Lauren Balser of South Riding, Virginia, recalls racing to the printer, grabbing her lede and sprinting toward the hallway. She also remembers tripping over a backpack and carpet, burning both knees and one arm.
Still, she said she jumped up, shoved past the person who asked if she was OK and ran her next lede to her instructor.
“I don’t think I grasped that it wasn’t a competition,” she said.
Balser’s experience embodies the exercise in which cherubs write ledes until they are deemed acceptable. Instructors ensure that the exercise also provides aerobic activity for the cherubs.
The stressful environment is cherub-created. Balser said she was “uber-competitive” the first time and ran to the hallway with every lede she printed.
Didi Jin of New York said it was stressful because no one wanted to be the last to finish.

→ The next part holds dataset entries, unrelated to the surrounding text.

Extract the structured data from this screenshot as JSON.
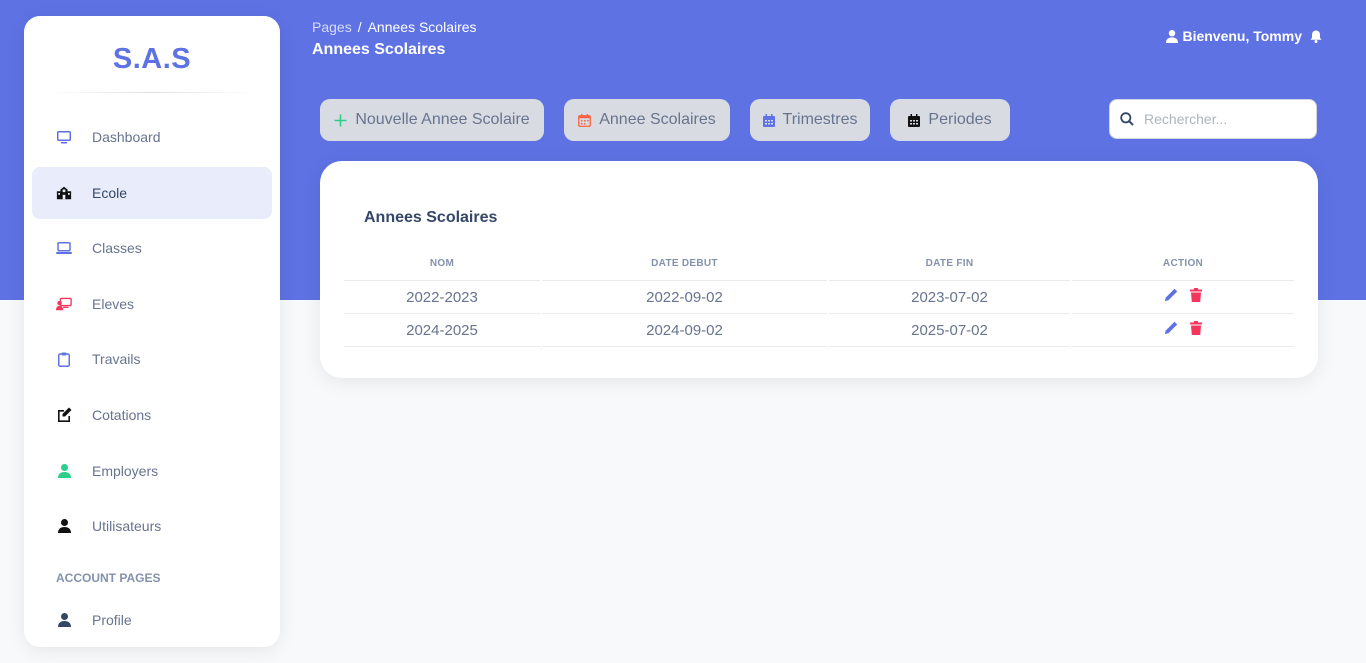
{
  "brand": "S.A.S",
  "sidebar": {
    "items": [
      {
        "label": "Dashboard",
        "icon": "monitor-icon",
        "color": "#5e72e4"
      },
      {
        "label": "Ecole",
        "icon": "school-icon",
        "color": "#000000"
      },
      {
        "label": "Classes",
        "icon": "laptop-icon",
        "color": "#5e72e4"
      },
      {
        "label": "Eleves",
        "icon": "teacher-icon",
        "color": "#f5365c"
      },
      {
        "label": "Travails",
        "icon": "clipboard-icon",
        "color": "#5e72e4"
      },
      {
        "label": "Cotations",
        "icon": "edit-icon",
        "color": "#000000"
      },
      {
        "label": "Employers",
        "icon": "user-icon",
        "color": "#2dce89"
      },
      {
        "label": "Utilisateurs",
        "icon": "user-icon",
        "color": "#000000"
      }
    ],
    "section_title": "ACCOUNT PAGES",
    "profile_label": "Profile"
  },
  "header": {
    "breadcrumb_root": "Pages",
    "breadcrumb_sep": "/",
    "breadcrumb_current": "Annees Scolaires",
    "title": "Annees Scolaires",
    "greeting": "Bienvenu, Tommy"
  },
  "toolbar": {
    "new_label": "Nouvelle Annee Scolaire",
    "years_label": "Annee Scolaires",
    "terms_label": "Trimestres",
    "periods_label": "Periodes"
  },
  "search": {
    "placeholder": "Rechercher..."
  },
  "table": {
    "title": "Annees Scolaires",
    "headers": [
      "NOM",
      "DATE DEBUT",
      "DATE FIN",
      "ACTION"
    ],
    "rows": [
      {
        "nom": "2022-2023",
        "debut": "2022-09-02",
        "fin": "2023-07-02"
      },
      {
        "nom": "2024-2025",
        "debut": "2024-09-02",
        "fin": "2025-07-02"
      }
    ]
  },
  "colors": {
    "accent": "#5e72e4",
    "danger": "#f5365c",
    "success": "#2dce89"
  }
}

Maxine Giller of Bexley, Ohio, was stressed by a different reason: her instructor.
“It was terror of disappointing Mary Lou,” she said. “I wanted her to think I was a good writer. I thought, ‘This has to be perfect.’ I was convinced I had gotten it the first time, and she drew a big X through it. I felt an intense need to be better.”
It took Giller 10 drafts to get Song’s approval. Jin, who was in the same instructor group, said it took half an hour for the entire group to move on to the second lede, when some students were finishing their third.
But Giller liked the exercise because the students in her group supported each other.
“We would stand in line together,” she said. “We’d cheer each other on. If somebody was close, we’d help each other out. It was a chance for us to bond through our shared pain.”
Jin liked the exercise the second time.
“By the second, we all knew each other a lot better than the first night,” he said. “We were making jokes about who might finish first, or ‘Oh, I finished the second one, but you’re still on No. 1,’ but in a fun, competitive way.”
A lot of cherubs disliked the lede exercise then, but they said they are grateful for the experience. Balser said it helped her figure what to include in a news lede.
Jin said it helped him learn news judgment.
“Even though there was no prize for first or being in the top half, it would be nice to know that I can write a lede well,” he said. “Unfortunately, that wasn’t the case for me. But I don’t have any shame in that, knowing I came out of it as a better writer.”
Scroll over the graphic to see how cherubs improved from the first lede for the first exercise to the last lede of the second exercise. Their improvement is measured by the decline in the number of tries it took to write an acceptable lede. Graphic by Alex Perry